Now is the time to invest in a good quality lesson or two. Most private tennis instructors work out of tennis clubs or community facilities where you rent courts. The most practical option is to get into a drill with 4 people. It is less expensive and more fun than a private lesson, and will help you get the playing experience you need. You’ll be surprised how quickly you will improve in this format.
Now that you are developing as a player and understand the basics let’s return to that racket conversation from earlier in the article. The pro that you have been taking lessons with will be able to give you some pointers on racket weight, balance and material. Your instructor can help you match a racket to your playing style. Demoing a racket is always a good idea. Play with a few different rackets until you find the one that is the perfect match for you.
Basic Tennis FAQs
Now that you have a racket, a partner and a place to play, it is time to learn about the rules. The scoring in tennis is unique and can seem confusing in the beginning. Here is a breakdown of some basic tennis terminology and rules:
How big is a tennis court?
A tennis court is 78 ft long and 38 ft wide.
How High is the Net?
The net is 3.5 feet tall.
What are all the Lines For?
The lines mean many different things, here is a quick rundown:
- Baseline - These are at both ends of the court and are the boundaries as well as the serving line.
- Center Mark - This is a small line in the middle of both baselines that shows the center of the court. They help you know exactly where to stand when you are serving.
- Center Line - This divide the two boxes which you use when serving
- Service Line - This is the line that divides the front and the back of the court
- Singles Sideline - The inner line of the two boundary lines that runs perpendicular to the net
- Doubles Sideline - The outer line of the boundary lines that runs perpendicular to the net and is only used in doubles matches
How does scoring work?
Ever wonder what that "game, set, match" saying means? Well, it comes from tennis.
A tennis "match" is comprised of 3 "sets." To win a set, you must win at least six "games."
Now, things get a little complicated. When you have zero points in a game, it is called "love." The first point is "15," the second is "30," the third is "40," and then the final point is "game point." You must win by two points to win the game.
How do you ‘Win’ a Point?
A point is won when a player of the opposite team misses the ball. This can also happen if the opposing team hits the ball out of the court, into the nets or if the ball hits them. A point is also scored if the same player hits the ball more than once.
How Does the Game Start?
First, you need to decide who is going to serve first - this is generally done with a coin toss, but since you are just starting out, you can decide with your partner. To put the ball into play, you must "serve" the ball. The server must stand behind the baseline (back edge of the court) and serve into the square on the other side of the court, diagnolly.
What is a Foot Fault?
A foot fault is when the person serving steps in front of the baseline when serving or steps across the centerline. This results in the player losing their turn to serve.
What is a Let?
A let happens when you serve the ball, and it hits the net before falling into the correct box to make it a proper serve. You can do as many lets as you want, but only if the ball lands in the service box it was intended to after hitting the net.

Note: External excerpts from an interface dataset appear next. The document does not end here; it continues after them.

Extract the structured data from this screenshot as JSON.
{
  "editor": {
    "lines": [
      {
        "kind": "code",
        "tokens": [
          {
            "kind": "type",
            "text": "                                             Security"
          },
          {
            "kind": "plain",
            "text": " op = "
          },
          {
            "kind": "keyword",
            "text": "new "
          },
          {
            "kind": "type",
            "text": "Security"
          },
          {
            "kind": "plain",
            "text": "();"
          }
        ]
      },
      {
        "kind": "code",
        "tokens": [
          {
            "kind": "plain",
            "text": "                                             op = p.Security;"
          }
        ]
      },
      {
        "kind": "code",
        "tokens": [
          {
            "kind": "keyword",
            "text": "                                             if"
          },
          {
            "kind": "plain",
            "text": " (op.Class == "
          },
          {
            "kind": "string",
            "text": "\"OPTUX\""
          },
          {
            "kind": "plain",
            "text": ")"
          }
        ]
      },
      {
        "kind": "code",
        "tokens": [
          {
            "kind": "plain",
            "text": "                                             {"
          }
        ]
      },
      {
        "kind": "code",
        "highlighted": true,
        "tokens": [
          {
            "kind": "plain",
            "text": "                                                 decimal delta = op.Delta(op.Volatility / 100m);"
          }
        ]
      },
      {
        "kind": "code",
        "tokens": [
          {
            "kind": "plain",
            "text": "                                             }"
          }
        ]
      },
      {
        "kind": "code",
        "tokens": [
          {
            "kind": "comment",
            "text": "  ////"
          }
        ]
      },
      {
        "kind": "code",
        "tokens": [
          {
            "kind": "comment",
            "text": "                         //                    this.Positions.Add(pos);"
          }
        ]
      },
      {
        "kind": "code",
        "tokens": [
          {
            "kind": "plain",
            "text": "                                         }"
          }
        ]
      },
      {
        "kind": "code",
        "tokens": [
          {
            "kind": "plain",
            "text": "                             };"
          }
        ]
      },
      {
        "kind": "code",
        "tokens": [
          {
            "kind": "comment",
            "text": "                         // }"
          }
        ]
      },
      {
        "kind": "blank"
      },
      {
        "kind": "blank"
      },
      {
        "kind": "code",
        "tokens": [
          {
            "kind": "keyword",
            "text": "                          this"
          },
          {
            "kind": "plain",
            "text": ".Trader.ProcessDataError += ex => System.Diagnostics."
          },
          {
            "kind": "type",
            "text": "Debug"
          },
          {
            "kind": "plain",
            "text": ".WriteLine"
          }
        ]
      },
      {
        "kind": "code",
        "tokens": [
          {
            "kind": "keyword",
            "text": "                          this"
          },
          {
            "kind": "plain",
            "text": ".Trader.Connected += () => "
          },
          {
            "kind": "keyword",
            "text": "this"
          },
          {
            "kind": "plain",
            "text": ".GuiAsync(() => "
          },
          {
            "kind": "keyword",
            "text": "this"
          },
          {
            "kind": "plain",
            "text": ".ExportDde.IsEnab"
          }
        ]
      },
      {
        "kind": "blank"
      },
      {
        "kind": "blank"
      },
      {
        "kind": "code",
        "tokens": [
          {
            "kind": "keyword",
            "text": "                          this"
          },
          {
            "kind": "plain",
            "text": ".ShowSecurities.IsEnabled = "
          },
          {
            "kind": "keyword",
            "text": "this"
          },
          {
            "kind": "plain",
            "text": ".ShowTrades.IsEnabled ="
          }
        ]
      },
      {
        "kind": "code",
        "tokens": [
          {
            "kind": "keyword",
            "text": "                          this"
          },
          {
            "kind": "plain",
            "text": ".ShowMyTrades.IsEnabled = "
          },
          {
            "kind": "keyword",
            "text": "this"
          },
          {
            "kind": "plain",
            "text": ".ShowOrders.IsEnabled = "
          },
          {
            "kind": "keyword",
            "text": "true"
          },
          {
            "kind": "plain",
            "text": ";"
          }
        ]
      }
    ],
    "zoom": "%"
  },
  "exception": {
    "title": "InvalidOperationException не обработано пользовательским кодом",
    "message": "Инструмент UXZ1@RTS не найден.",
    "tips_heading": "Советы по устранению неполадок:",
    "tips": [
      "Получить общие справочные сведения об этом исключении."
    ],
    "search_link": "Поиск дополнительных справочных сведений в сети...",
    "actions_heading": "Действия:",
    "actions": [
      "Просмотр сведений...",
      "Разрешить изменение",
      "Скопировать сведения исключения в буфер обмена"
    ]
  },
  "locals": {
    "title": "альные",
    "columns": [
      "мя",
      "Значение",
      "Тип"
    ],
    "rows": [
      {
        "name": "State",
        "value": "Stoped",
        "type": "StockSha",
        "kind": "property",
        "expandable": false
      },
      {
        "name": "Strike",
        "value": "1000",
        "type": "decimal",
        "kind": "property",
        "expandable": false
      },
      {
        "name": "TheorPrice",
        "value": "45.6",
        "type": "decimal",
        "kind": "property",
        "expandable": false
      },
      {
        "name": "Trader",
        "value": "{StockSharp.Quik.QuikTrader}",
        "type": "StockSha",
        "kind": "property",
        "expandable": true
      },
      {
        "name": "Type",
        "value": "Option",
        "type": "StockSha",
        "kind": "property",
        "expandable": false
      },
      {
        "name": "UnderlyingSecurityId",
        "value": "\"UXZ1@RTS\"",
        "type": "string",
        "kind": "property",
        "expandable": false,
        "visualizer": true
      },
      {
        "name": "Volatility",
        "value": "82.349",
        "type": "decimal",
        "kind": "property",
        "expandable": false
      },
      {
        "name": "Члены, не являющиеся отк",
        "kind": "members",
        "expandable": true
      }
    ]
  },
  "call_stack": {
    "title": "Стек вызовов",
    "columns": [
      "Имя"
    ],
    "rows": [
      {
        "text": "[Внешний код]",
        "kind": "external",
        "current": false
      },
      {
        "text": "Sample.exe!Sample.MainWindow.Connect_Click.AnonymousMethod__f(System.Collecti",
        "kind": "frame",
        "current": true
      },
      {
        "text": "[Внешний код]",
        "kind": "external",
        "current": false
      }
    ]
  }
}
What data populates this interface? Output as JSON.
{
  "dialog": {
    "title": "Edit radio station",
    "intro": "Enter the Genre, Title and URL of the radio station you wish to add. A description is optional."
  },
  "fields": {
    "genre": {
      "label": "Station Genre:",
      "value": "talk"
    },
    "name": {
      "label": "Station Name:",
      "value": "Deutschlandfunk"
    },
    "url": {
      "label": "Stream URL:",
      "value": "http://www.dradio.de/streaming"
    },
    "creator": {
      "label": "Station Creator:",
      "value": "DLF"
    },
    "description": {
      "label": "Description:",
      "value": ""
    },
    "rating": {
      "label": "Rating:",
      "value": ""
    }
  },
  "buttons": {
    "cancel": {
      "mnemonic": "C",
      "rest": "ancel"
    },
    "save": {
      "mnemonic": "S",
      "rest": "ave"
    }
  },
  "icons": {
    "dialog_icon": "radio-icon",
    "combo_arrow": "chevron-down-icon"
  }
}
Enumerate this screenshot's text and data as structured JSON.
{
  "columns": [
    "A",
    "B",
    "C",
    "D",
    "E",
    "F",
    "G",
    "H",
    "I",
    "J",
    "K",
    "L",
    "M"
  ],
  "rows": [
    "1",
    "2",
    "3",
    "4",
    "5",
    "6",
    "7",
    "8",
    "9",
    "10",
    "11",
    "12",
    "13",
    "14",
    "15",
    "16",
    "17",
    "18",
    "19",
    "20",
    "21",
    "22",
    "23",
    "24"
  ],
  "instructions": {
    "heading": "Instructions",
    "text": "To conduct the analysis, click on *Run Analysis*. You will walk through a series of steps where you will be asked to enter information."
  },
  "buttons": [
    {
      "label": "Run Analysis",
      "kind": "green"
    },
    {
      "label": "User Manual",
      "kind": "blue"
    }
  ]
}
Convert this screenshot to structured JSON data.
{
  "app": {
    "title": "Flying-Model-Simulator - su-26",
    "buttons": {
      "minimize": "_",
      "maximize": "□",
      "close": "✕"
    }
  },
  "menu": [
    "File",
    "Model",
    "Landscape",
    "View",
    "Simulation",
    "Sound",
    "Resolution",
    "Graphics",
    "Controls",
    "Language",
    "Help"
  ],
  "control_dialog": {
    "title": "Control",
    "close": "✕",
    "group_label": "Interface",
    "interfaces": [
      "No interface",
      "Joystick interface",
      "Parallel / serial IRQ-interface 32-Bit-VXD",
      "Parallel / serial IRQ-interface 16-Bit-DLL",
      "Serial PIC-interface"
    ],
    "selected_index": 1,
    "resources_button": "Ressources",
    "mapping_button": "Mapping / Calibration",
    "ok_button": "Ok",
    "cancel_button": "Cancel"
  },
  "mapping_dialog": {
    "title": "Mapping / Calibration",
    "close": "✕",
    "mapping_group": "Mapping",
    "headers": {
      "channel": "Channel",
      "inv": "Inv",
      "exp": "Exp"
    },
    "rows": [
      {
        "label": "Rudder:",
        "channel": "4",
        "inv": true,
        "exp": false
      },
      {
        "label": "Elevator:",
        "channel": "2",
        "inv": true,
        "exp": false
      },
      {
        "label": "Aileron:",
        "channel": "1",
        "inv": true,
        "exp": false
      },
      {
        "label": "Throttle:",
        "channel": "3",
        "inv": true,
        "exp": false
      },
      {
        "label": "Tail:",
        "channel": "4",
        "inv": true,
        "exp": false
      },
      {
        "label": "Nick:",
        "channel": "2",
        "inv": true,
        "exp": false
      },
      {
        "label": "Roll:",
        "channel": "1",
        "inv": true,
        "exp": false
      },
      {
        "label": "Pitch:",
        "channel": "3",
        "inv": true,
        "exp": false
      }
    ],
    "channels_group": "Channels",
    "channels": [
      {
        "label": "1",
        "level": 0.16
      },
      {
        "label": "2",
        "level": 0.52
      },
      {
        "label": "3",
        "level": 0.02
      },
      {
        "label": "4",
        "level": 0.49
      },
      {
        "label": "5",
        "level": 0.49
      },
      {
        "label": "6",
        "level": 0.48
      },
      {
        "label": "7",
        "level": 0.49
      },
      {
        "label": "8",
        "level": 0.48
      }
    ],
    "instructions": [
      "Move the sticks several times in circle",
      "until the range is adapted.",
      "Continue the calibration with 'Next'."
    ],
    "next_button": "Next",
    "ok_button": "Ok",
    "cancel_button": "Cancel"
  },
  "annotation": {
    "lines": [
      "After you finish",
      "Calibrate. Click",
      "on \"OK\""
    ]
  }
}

What is a Deuce?
A Deuce is when the game is tied 40 to 40. For the player or team to win the game, they must win by two consecutive points.
Do you Switch Sides?
Yes, players switch sides if they are playing a set or a match on the odd number games.
These are all things to strive for as you improve each day.
If you’re not a competitive person, that’s OK too. Put together a regular Sunday morning doubles game or join a league at your favorite tennis club and go out for brunch after.
Grab your friend and get out there. It’s never too late to start and who knows, maybe tennis will become a lifelong hobby.